Oze Arv was a very busy man during his short stay in Bristol for Upfest. This Portuguese artist from Lisbon uses patterns to mix expression and graphics. His style is instantly recognisable, as you will see as I post all of the work he left behind for Bristolians.
This is a lovely shutter piece on North Street, one of two ‘official’ pieces he sprayed for Upfest. Shutters are always hard, but he has been smart with this one, laying down a white background, which lifts the whole piece really well. I think most of his work tends to include the natural world.
I like the combination of the abstract and natural, I think it works well. I caught up with him for a few minutes, and he seemed like a really nice guy, happy to chat about his work. Lots more to come.
I remember well the lovely piece by Fats in the Tobacco Factory at last year’s Upfest. This year she produced another fine work in South Street park, where I was able to catch up with her for a few minutes.
Fats talked a lot about her background and heritage, which is truly international and mixed, and how her work receives many influences, from Arabic calligraphy to the styles of indigenous Inuit people. Our discussion ventured further into the perils of perceived appropriation and how this can create some tensions. This is a tricky path really. At what point does ‘being influenced by’ transition into copying?
I am clear that Fats’ work is stunning, and carries many influences that she skilfully executes in her own lyrical way. I see more of the North American influence others may see more Arabic. One thing is clear, she loves her dark drawing lines. I actually really like this piece, and was grateful for her time.
When blogging about street art, one increasingly becomes reliant on others for information about artists or new pieces and so on. I am grateful to ‘The Art Blogger 54’ for posting this piece recently.

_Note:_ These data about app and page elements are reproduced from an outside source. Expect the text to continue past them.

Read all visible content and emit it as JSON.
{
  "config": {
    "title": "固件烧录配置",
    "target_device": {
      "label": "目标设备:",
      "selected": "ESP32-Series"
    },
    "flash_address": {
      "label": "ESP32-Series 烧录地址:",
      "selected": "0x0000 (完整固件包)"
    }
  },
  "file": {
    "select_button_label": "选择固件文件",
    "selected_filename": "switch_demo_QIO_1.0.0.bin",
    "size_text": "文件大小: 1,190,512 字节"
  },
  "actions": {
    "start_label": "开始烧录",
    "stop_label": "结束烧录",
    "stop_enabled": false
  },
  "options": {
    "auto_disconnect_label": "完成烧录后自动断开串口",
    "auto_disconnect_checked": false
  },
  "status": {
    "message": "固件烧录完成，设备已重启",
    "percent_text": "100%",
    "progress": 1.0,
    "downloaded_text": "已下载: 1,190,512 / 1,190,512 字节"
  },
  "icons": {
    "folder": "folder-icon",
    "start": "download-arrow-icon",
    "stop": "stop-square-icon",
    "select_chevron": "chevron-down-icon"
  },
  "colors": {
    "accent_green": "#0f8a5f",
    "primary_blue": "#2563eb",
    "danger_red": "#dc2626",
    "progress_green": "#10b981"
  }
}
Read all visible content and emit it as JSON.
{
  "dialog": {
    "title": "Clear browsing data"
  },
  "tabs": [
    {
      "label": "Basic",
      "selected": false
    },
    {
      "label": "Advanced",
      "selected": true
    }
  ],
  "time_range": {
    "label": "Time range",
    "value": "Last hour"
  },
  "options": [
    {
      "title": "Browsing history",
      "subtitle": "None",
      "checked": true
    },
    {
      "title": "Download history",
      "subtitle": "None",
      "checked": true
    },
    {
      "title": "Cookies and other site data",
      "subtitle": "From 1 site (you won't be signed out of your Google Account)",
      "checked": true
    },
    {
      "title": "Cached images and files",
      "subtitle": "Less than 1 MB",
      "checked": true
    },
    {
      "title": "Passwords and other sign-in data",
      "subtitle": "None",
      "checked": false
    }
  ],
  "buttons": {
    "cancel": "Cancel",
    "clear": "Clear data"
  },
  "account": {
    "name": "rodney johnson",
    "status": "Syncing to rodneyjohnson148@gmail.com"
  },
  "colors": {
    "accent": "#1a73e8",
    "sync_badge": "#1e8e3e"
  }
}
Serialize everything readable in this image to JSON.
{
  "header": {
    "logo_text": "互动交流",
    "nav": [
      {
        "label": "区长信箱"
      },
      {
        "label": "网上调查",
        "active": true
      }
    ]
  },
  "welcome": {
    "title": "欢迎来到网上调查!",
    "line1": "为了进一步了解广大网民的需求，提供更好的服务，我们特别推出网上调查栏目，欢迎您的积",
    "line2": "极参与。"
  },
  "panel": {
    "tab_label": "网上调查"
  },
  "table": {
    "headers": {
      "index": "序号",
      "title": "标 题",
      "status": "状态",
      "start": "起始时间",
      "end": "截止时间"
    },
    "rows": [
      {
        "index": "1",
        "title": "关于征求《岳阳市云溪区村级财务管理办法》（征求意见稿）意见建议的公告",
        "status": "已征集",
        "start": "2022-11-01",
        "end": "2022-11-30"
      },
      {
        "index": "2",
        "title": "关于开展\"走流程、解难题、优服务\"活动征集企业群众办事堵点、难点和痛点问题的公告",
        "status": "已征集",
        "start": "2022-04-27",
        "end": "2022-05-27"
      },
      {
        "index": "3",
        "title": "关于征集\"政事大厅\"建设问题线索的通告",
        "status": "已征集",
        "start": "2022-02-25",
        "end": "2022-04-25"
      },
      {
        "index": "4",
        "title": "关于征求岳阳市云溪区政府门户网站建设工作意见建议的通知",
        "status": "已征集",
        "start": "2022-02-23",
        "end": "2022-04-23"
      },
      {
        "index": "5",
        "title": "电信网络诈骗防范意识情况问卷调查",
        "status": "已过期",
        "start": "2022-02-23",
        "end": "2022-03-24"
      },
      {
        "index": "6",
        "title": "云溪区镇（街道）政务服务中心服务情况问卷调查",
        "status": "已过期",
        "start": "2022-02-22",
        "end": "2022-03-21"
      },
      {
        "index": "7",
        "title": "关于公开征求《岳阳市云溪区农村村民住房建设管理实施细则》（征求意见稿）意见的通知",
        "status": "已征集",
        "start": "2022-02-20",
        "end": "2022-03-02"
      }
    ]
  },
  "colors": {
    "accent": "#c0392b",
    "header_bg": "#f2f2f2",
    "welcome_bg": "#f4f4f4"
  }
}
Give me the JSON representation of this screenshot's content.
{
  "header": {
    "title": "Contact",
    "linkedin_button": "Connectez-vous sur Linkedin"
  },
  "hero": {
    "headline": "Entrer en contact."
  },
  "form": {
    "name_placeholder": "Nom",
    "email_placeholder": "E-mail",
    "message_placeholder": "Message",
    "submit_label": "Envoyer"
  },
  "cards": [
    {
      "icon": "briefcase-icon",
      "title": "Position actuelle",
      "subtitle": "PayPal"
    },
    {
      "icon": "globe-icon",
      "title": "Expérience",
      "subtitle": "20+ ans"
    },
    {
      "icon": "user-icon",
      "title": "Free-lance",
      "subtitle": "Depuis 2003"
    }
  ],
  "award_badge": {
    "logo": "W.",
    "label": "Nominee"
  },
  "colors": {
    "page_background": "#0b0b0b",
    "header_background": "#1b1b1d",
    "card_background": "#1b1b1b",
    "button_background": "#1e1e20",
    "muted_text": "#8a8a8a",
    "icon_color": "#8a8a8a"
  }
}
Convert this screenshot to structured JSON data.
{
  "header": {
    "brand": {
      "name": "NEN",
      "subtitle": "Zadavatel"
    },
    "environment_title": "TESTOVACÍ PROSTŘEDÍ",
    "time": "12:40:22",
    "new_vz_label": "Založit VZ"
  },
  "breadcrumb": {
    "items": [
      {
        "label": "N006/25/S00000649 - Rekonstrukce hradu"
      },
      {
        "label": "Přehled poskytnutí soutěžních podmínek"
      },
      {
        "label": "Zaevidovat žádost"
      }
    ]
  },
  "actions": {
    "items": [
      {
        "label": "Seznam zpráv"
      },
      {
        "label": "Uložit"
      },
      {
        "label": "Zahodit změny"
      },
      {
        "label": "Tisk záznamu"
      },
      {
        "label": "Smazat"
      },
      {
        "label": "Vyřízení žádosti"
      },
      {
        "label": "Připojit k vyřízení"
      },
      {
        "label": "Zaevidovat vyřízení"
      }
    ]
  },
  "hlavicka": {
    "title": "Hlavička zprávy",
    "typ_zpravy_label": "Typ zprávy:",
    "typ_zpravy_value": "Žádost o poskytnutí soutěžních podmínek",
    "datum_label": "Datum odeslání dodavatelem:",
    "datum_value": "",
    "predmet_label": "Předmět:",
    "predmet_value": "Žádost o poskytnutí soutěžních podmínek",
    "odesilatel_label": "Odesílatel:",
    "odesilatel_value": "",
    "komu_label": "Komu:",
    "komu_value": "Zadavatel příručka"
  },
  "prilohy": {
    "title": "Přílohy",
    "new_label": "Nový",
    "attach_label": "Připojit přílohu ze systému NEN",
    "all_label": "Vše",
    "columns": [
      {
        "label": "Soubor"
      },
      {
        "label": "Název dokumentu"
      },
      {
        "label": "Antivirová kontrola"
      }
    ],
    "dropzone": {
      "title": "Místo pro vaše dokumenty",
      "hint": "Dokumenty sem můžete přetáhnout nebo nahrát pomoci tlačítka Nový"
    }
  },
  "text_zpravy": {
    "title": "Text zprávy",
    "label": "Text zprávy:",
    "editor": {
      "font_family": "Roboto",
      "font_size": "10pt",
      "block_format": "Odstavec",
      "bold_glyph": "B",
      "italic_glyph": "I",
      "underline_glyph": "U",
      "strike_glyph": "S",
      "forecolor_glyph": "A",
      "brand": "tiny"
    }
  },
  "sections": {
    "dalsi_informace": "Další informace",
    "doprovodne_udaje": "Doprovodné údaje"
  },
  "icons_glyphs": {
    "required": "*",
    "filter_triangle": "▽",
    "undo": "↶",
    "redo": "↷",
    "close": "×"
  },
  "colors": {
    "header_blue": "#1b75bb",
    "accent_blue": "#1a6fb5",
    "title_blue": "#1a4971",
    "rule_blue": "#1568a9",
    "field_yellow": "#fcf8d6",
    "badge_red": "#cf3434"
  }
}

Until then, this photograph had been sitting in my pending file, waiting for the artist’s identity. I hadn’t seen the finished piece at Upfest, and so had no signature to go on. I cannot recommend highly enough The Art Blogger 54’s blog, especially if you are into wildlife art and sculpture.
It is by FreshMess, a collaboration between two artists, one of whose style is clean and fresh and the other whose style is erratic and messy. These two have combined beautifully to produce one of the most striking pieces of Upfest 2016.
Unfortunately, I don’t think they will be at Upfest 2017, but maybe they’ll visit again another time.
A rather poor featured image picture of a rather unusual collaboration by Beastie and Decay. This is not the first time these two have collaborated – or rather shared a wall – and I posted this Raleigh Road piece a few weeks back. The picture is poor, because I took it on a bright day with the sun behind the wall…never a good idea.
This shared wall – I use this expression rather than collaboration, because the two works were painted at the same time, but there is little read-across between the two, each having its own distinct style.
On the left is an unusual piece by Beastie featuring what I would describe as a fictional bird (I might be wrong here) near a small woodland and pond. I don’t know if it is symbolic or representative, but it is a rather pretty bird. I love it when artists incorporate the street furniture, in this case a litter bin, into their works.
On the right, is a nice piece by Decay. His work, arguably, is the most distinctive in Bristol. There is absolutely no way that it could be confused with anyone else. The abstract symmetry and concentric bands of reds, greys, whites and blacks have Decay written all over them. Really good drips here too.
Overall this is a lovely shared wall, but it will be here only for a fleeting moment as we approach Upfest at the end of the month, and this wall is a popular one for the festival.